Social media use has become a part of modern communication and has helped many people living with disease connect, particularly in the United States — the country with the most social media users. For people living with diabetes — about 26 million Americans — online communities have provided a place to share experiences and treatment information.
Drug companies have taken notice and are reaching out directly to patients via social media. Some experts are concerned because the Food and Drug Administration (FDA) has yet to release guidelines on using social media to market drugs.
Some patients blog about their experiences with diabetes. Other people living with diabetes share videos on YouTube that give other patients advice on how to use insulin pumps and provide product reviews.
These blog posts and videos caught the attention of pharmaceutical companies, and a few years ago these companies began creating their own social media sites.
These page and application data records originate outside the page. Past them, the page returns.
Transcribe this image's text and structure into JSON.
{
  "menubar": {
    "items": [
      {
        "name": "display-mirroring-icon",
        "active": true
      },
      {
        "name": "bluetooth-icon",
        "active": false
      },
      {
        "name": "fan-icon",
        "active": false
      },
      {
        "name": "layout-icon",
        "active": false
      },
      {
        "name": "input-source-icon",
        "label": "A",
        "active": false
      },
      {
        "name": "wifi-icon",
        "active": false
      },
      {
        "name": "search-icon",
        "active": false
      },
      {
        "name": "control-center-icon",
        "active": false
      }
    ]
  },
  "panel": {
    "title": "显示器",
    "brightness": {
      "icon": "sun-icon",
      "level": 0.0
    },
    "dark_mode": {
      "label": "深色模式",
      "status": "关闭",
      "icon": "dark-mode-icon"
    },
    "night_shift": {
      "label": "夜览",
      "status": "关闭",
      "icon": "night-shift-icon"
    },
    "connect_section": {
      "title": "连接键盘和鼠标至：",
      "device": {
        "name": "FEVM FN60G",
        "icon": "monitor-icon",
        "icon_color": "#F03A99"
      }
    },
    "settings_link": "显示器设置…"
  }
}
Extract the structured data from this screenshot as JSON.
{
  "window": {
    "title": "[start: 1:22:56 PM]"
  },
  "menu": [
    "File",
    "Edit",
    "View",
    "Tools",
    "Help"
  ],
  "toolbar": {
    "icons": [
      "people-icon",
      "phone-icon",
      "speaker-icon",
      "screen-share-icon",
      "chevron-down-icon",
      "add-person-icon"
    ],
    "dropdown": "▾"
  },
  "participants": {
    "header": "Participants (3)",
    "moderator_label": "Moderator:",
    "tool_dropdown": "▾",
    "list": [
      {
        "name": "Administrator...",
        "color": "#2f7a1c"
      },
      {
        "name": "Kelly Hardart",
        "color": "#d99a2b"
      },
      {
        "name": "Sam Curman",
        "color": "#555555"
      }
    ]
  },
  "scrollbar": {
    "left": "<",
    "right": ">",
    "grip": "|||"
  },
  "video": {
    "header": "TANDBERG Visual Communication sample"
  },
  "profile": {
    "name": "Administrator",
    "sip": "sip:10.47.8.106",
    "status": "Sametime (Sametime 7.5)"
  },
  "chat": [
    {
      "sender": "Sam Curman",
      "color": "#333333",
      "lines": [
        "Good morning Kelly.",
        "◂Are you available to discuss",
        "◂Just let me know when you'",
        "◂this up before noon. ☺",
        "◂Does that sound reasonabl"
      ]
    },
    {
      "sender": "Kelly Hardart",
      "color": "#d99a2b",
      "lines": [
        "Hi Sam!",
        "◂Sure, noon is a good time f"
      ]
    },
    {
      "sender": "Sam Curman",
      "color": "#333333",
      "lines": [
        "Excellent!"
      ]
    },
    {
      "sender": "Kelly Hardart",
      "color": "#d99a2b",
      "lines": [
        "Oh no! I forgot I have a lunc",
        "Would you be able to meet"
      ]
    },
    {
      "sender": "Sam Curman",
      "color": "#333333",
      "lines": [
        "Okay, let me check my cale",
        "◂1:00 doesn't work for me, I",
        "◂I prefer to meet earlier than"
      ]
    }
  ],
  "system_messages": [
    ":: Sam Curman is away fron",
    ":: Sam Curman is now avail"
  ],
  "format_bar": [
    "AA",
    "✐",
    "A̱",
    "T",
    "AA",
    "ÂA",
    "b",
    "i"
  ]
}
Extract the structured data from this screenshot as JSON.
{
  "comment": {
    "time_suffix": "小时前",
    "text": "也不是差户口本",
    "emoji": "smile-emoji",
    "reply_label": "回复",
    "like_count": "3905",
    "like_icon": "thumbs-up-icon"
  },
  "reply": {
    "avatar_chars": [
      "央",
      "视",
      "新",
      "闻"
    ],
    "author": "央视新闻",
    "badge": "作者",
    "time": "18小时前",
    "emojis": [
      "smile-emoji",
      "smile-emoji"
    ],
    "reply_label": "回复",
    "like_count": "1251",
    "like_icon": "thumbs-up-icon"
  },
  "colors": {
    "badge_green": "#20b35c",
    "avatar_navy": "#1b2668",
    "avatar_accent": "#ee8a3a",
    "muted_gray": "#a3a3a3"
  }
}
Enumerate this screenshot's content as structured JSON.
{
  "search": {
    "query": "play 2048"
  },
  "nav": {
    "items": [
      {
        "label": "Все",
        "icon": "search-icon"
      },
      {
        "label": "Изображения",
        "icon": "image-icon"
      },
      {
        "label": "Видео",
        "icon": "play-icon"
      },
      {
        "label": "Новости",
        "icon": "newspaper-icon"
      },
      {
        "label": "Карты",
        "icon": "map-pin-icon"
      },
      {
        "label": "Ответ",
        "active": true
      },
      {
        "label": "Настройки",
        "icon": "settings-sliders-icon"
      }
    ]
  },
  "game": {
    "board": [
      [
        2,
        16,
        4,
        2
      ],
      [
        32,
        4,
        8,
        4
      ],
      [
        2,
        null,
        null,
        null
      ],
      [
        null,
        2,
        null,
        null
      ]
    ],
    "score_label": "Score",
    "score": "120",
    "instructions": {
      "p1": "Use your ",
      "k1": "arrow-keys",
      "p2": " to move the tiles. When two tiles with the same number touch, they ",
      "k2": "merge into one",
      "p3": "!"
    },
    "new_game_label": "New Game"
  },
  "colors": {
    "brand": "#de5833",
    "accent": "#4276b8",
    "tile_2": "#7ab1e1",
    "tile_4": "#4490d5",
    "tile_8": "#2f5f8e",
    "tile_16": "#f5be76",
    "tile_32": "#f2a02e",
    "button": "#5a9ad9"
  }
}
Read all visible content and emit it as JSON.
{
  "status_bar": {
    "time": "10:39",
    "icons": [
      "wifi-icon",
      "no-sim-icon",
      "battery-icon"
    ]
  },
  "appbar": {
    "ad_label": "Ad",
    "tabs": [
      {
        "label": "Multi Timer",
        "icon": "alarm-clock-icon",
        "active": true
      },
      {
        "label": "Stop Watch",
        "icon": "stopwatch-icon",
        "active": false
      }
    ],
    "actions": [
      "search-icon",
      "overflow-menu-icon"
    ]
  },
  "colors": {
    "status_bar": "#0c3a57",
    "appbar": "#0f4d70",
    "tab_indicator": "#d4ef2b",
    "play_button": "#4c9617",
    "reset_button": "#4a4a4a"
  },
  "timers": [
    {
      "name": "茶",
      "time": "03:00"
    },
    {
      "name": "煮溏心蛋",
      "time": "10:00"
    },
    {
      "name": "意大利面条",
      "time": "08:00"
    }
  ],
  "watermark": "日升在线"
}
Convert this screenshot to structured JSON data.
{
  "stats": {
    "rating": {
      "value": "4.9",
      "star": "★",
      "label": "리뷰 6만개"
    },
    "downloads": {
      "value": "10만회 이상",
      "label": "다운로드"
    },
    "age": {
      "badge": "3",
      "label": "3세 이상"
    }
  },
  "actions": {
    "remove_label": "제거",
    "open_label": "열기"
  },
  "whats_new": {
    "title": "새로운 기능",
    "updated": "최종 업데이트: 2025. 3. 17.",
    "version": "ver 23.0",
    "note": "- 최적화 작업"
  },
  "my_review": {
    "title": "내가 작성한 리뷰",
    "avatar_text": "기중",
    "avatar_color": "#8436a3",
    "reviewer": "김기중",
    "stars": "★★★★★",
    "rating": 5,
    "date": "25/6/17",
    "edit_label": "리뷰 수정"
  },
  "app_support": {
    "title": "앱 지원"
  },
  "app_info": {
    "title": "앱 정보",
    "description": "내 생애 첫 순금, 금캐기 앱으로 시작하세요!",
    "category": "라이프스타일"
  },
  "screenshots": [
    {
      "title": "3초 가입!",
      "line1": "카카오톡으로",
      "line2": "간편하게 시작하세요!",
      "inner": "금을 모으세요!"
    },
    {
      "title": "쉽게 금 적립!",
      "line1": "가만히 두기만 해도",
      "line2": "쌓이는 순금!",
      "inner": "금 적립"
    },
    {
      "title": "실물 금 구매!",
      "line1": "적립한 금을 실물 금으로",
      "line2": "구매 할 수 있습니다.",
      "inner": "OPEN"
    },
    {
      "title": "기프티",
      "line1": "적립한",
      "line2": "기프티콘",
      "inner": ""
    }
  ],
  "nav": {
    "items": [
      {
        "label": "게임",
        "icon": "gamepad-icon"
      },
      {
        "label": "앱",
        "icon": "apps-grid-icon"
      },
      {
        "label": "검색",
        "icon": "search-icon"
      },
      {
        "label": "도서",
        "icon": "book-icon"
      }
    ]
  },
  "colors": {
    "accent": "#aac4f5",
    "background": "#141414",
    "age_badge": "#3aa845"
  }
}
Drug giant Sanofi US — manufacturer of such medications as Ambien and multiple diabetes drugs and devices — was one of the first pharmaceutical companies to cultivate a social medial presence in spite of not having clear guidelines from the FDA.
Dennis Urbaniak, head of the diabetes division at Sanofi, said the company has a Twitter account and a Facebook page and is looking into Pinterest and Instagram. The group even provides a medical glossary called Diabetepedia. Urbaniak told NPR News: “Getting involved in social media is a critical component of serving the diabetes community.”
However, treating diabetes in America is also a $100 billion business, and Sanofi isn’t the only company looking to reap the benefits of social media. Pfizer, Johnson & Johnson, Bayer, GlaxoSmithKline and Merck all operate Twitter accounts, and some use YouTube and Facebook. There are even sites developed specifically for these companies, like Pfizer’s Think Science Now Blog.
Pharmaceutical companies have even taken to sponsoring patient blogs. In fact, Kerri Sparling discloses on her blog that she accepts “free products, services, travel, event tickets, and other forms of compensation from companies and organizations, in addition to cash compensation as a result of a consulting arrangement” from many drug companies.
Critics like Jeff Chester of the Center for Digital Democracy argue that a simple disclosure on sites like Sparling’s isn’t enough because people don’t read them. He is calling on the FDA to regulate these practices because companies can use social media to promote their products in a deceptive manner. He told NPR News that the FDA needs “to create a whole new system for disclosing when a blogger or group gets paid by pharmaceutical companies.”
The FDA is currently developing guidelines for pharmaceutical companies and social media but has no firm date for when the finished draft will be available. In the meantime, it has released a number of warning letters to companies regarding misleading social media advertising and deceptive practices. One of these letters was sent to Novartis after the drug company used a Facebook widget to market Tasigna, a leukemia drug, and the ads showed up on several individuals’ news feeds and profile pages.
Despite the lack of official guidelines, Sparling said she isn’t worried because “the diabetes online community can tell when something’s fishy.”
Others argue that there isn’t enough information out there on whether social media is really helpful to those with diabetes. Jason Bonner, a doctor at the University of California San Diego Medical Center, is leading a study to determine if patients can use social media to manage the disease. “There is no proof in diabetes that social networking is helpful,” Bonner told NPR News.
Until more firm regulations are put into place, the FDA has released some guidance. The draft addresses some concerns about social media, but is still not all-inclusive.
Social media can also reveal what patients and physicians think about certain drugs. In 2011, the survey company Wool.labs used its proprietary software program to mine over a decade of social media conversations on Takeda Pharmaceuticals’ diabetes drug, Actos. The results were less than favorable to Takeda.
In fact, most patients felt that although Actos was marketed as being different from Avandia — a drug rife with side effects — Takeda had not provided proof that Actos was any more effective or safe. Patients also felt that Takeda had not responded to concerns about side effects and risks like fractures, edema, weight gain and bladder cancer.
Drugwatch.com writers follow rigorous sourcing guidelines and cite only trustworthy sources of information, including peer-reviewed journals, court records, academic organizations, highly regarded nonprofit organizations, government reports and interviews with qualified experts. Review our editorial policy to learn more about our process for producing accurate, current and balanced content.
Calling this number connects you with one of Drugwatch's trusted legal partners. A law firm representative will review your case for free.
Drugwatch's sponsors support the organization’s mission to keep people safe from dangerous drugs and medical devices. For more information, visit our sponsors page.(888) 645-1617